WHAT IS BEING ASKED
Among the records, find the lines that hold the string "this" and return them.
+ + + + +
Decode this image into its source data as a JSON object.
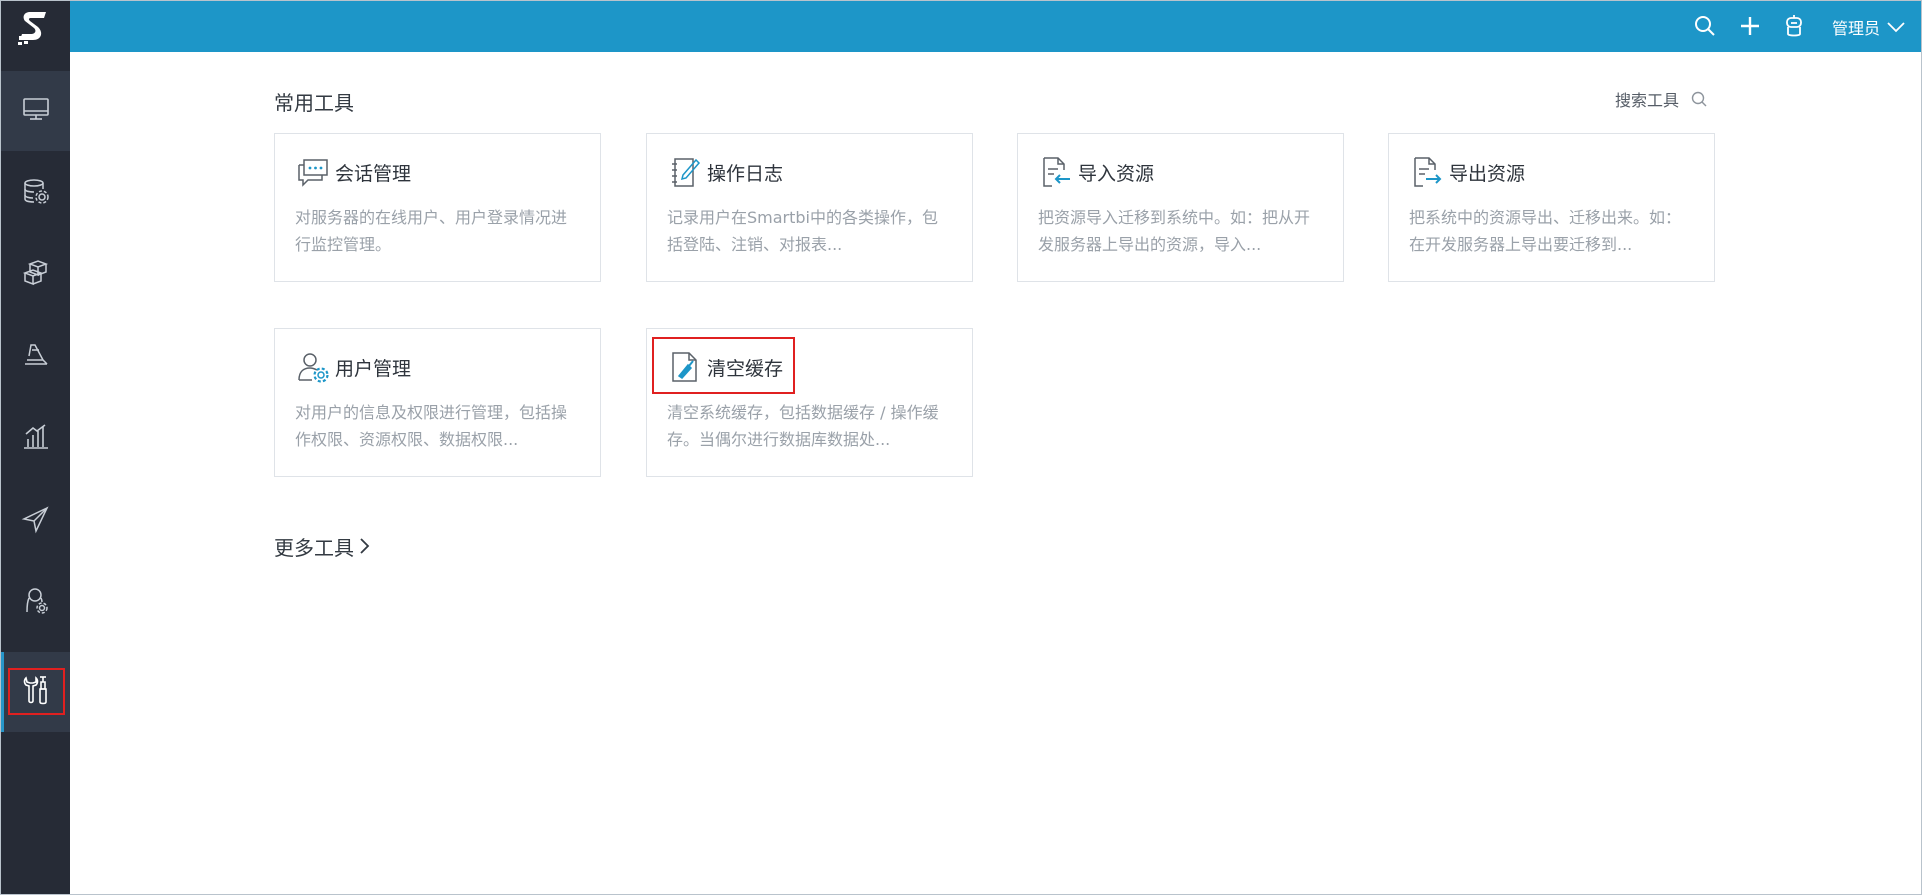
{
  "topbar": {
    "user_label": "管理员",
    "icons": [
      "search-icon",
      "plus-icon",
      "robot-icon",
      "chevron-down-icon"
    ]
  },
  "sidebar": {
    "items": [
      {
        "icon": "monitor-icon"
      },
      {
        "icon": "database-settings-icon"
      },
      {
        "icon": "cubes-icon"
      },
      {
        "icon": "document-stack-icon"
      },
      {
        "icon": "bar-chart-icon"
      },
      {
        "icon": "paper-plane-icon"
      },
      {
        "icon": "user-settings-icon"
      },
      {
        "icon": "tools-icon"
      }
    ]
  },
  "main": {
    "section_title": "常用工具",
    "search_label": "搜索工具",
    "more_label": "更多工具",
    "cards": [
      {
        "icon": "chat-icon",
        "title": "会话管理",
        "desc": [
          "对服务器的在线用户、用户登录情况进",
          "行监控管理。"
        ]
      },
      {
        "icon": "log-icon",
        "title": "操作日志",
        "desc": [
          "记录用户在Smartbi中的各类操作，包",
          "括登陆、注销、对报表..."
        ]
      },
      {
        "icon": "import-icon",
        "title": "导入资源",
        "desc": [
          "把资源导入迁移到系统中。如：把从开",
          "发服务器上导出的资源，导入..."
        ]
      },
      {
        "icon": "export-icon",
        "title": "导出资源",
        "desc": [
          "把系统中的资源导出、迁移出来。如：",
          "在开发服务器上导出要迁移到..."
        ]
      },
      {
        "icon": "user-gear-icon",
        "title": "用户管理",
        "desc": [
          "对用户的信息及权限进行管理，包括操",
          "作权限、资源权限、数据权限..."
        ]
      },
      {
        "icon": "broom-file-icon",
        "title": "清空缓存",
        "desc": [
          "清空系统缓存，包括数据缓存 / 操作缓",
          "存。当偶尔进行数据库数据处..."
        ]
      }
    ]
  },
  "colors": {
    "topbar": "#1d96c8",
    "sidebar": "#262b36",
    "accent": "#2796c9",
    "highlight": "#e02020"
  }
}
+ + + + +
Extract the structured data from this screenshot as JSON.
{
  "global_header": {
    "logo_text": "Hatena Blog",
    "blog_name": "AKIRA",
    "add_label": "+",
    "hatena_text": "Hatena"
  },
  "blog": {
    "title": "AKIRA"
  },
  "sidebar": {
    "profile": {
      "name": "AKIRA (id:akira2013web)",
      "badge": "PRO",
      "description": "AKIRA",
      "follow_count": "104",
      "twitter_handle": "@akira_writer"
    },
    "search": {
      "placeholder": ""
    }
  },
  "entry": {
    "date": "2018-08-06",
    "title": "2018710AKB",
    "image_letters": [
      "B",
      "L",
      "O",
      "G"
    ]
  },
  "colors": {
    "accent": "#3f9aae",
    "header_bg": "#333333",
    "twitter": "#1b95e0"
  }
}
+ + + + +
RESULT BELOW
Decode this image into its source data as a JSON object.
Extract the structured data from this screenshot as JSON.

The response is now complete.